● **Assigned task**:
Repeat the records below exactly, leaving out every picture.

################

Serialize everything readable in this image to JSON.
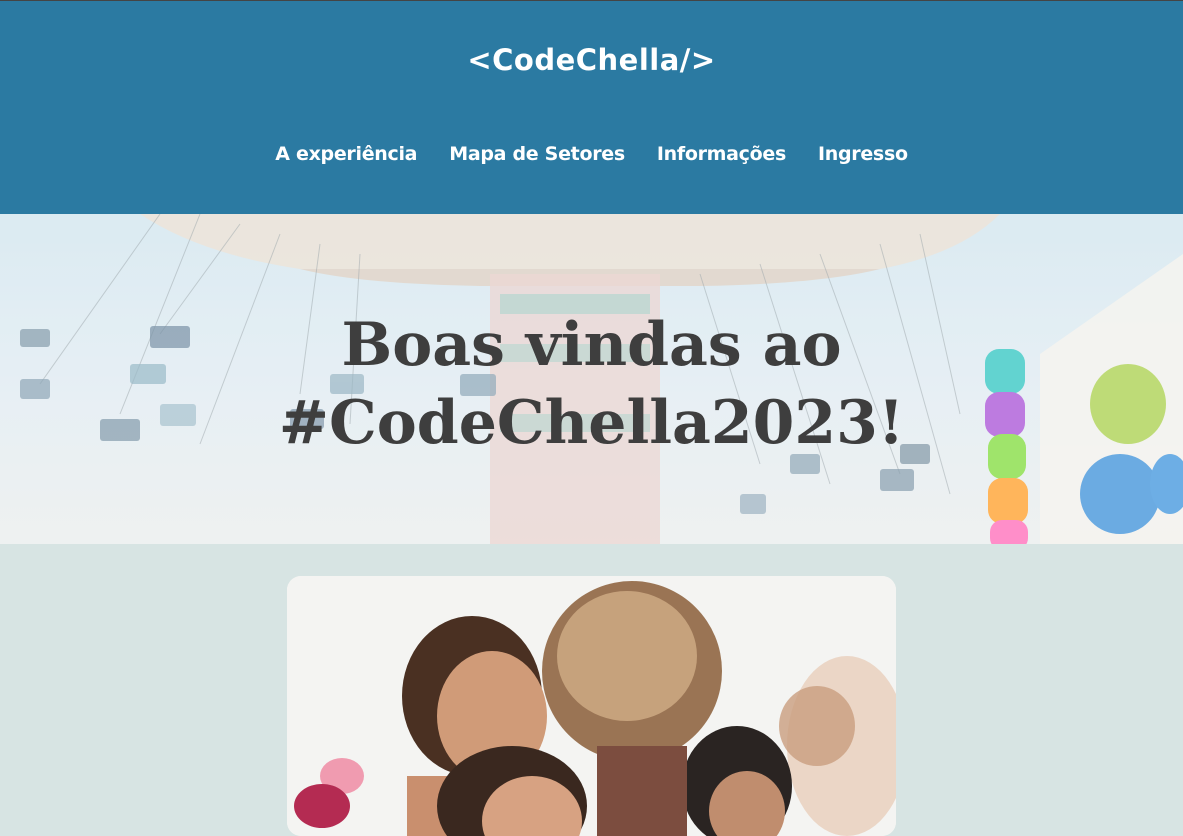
{
  "header": {
    "logo": "<CodeChella/>",
    "nav": [
      {
        "label": "A experiência"
      },
      {
        "label": "Mapa de Setores"
      },
      {
        "label": "Informações"
      },
      {
        "label": "Ingresso"
      }
    ]
  },
  "hero": {
    "title_line1": "Boas vindas ao",
    "title_line2": "#CodeChella2023!"
  },
  "colors": {
    "header_bg": "#2b7aa2",
    "page_bg": "#d7e4e3",
    "title_text": "#3e3e3e"
  }
}
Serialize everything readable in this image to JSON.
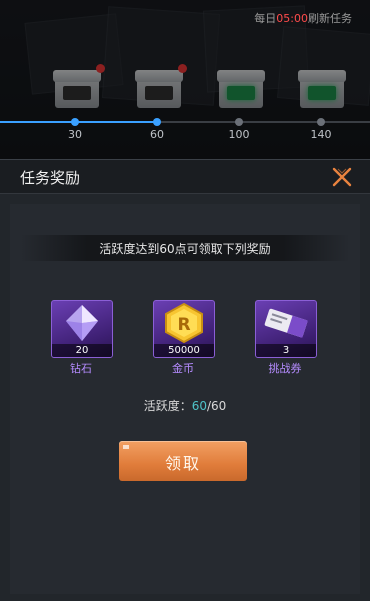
{
  "background": {
    "refresh_prefix": "每日",
    "refresh_time": "05:00",
    "refresh_suffix": "刷新任务",
    "milestones": [
      "30",
      "60",
      "100",
      "140"
    ]
  },
  "dialog": {
    "title": "任务奖励",
    "subtitle": "活跃度达到60点可领取下列奖励",
    "rewards": [
      {
        "name": "钻石",
        "qty": "20",
        "icon": "diamond-icon"
      },
      {
        "name": "金币",
        "qty": "50000",
        "icon": "gold-coin-icon"
      },
      {
        "name": "挑战券",
        "qty": "3",
        "icon": "challenge-ticket-icon"
      }
    ],
    "activity_label": "活跃度：",
    "activity_current": "60",
    "activity_sep": "/",
    "activity_total": "60",
    "claim_label": "领取"
  },
  "colors": {
    "accent_cyan": "#4fc3c8",
    "claim_orange": "#e07c3a",
    "close_orange": "#e9833f",
    "reward_purple": "#b58cff",
    "refresh_red": "#ff4b4b"
  }
}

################

● **Response to this exercise**:
Serialize everything readable in this image to JSON.
{
  "header": {
    "logo": "<CodeChella/>",
    "nav": [
      {
        "label": "A experiência"
      },
      {
        "label": "Mapa de Setores"
      },
      {
        "label": "Informações"
      },
      {
        "label": "Ingresso"
      }
    ]
  },
  "hero": {
    "title_line1": "Boas vindas ao",
    "title_line2": "#CodeChella2023!"
  },
  "colors": {
    "header_bg": "#2b7aa2",
    "page_bg": "#d7e4e3",
    "title_text": "#3e3e3e"
  }
}
Serialize everything readable in this image to JSON.
{
  "background": {
    "refresh_prefix": "每日",
    "refresh_time": "05:00",
    "refresh_suffix": "刷新任务",
    "milestones": [
      "30",
      "60",
      "100",
      "140"
    ]
  },
  "dialog": {
    "title": "任务奖励",
    "subtitle": "活跃度达到60点可领取下列奖励",
    "rewards": [
      {
        "name": "钻石",
        "qty": "20",
        "icon": "diamond-icon"
      },
      {
        "name": "金币",
        "qty": "50000",
        "icon": "gold-coin-icon"
      },
      {
        "name": "挑战券",
        "qty": "3",
        "icon": "challenge-ticket-icon"
      }
    ],
    "activity_label": "活跃度：",
    "activity_current": "60",
    "activity_sep": "/",
    "activity_total": "60",
    "claim_label": "领取"
  },
  "colors": {
    "accent_cyan": "#4fc3c8",
    "claim_orange": "#e07c3a",
    "close_orange": "#e9833f",
    "reward_purple": "#b58cff",
    "refresh_red": "#ff4b4b"
  }
}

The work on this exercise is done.